Exercise aim.
What you return must be the lines of the data that hold the word "JSON".
--- Data for review ---
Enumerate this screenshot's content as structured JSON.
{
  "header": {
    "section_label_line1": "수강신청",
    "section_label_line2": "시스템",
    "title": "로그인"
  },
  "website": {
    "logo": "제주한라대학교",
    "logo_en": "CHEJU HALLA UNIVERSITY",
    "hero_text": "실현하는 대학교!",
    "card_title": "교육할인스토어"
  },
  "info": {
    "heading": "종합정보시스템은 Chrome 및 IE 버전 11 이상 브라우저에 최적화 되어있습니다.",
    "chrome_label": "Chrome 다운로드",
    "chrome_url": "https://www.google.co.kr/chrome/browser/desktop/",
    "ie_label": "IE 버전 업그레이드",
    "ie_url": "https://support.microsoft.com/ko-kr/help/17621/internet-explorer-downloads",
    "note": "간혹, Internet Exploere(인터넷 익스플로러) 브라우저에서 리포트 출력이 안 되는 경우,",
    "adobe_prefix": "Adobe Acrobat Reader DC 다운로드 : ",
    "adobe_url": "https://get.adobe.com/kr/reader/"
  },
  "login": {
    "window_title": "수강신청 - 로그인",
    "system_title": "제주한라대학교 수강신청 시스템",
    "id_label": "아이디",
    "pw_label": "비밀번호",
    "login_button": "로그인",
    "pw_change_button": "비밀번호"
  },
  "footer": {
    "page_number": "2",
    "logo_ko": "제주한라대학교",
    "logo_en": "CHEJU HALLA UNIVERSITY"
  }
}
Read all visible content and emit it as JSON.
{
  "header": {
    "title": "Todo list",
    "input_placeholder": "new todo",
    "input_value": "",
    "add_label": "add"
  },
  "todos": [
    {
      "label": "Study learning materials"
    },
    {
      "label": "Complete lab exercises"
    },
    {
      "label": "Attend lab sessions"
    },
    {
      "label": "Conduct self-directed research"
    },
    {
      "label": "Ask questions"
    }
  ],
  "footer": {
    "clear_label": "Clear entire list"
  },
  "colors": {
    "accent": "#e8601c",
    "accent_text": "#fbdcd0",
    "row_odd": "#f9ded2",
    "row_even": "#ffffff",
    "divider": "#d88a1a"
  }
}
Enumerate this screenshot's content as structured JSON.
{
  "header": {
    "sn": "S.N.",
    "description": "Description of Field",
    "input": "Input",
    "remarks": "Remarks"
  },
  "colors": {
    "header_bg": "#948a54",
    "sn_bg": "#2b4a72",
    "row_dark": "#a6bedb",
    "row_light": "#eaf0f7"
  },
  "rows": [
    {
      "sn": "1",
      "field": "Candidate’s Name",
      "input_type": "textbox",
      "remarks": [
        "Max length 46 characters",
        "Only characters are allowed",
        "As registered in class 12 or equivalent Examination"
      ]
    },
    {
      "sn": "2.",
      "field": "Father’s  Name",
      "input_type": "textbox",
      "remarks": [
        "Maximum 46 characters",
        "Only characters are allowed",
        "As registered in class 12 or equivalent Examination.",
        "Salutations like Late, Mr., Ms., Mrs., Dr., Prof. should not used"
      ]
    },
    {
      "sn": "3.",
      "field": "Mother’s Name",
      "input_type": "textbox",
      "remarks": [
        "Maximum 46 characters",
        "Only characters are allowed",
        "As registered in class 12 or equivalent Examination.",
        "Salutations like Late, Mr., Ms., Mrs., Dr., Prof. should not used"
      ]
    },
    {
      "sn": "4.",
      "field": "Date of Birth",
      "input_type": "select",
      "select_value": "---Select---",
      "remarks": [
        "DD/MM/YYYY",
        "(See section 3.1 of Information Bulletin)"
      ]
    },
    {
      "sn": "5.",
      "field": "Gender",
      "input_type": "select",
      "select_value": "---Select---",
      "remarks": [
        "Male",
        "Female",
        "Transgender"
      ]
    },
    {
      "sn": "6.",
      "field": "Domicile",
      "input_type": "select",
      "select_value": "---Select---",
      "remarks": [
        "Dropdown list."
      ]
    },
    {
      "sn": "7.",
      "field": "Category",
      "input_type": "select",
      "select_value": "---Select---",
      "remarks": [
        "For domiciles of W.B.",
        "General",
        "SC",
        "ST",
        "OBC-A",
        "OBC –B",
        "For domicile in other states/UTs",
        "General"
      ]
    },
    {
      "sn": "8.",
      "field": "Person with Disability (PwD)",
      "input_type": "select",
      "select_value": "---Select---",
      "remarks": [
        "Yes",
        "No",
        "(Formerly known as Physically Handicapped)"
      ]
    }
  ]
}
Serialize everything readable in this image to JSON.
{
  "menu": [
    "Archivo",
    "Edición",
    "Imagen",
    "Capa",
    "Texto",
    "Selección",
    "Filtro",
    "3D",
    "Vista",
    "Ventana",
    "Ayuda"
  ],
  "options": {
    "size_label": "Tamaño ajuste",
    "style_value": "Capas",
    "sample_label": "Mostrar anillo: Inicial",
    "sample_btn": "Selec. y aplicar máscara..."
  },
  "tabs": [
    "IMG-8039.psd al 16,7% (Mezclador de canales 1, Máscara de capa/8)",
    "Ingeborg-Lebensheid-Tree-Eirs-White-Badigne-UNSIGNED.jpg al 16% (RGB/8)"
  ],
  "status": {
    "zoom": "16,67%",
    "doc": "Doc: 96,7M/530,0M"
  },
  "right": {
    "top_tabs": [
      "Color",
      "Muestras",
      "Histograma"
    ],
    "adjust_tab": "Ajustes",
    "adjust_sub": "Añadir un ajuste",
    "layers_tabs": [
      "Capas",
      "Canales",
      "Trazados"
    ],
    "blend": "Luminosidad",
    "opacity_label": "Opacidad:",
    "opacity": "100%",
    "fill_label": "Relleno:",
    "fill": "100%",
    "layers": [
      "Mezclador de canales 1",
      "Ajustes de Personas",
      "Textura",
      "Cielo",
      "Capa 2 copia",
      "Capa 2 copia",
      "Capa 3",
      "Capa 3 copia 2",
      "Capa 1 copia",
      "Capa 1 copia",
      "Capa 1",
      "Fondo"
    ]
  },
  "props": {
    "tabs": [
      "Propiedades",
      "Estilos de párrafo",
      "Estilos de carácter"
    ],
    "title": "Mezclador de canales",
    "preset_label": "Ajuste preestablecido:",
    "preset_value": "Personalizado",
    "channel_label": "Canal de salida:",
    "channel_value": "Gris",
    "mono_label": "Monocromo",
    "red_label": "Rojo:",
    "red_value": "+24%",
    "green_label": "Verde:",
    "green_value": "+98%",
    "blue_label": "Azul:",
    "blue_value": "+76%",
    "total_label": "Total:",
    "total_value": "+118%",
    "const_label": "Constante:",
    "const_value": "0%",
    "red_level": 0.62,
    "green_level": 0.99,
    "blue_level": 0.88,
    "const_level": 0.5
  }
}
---
Answer.
Enumerate this screenshot's content as structured JSON.
Read all visible content and emit it as JSON.
Enumerate this screenshot's content as structured JSON.
Serialize everything readable in this image to JSON.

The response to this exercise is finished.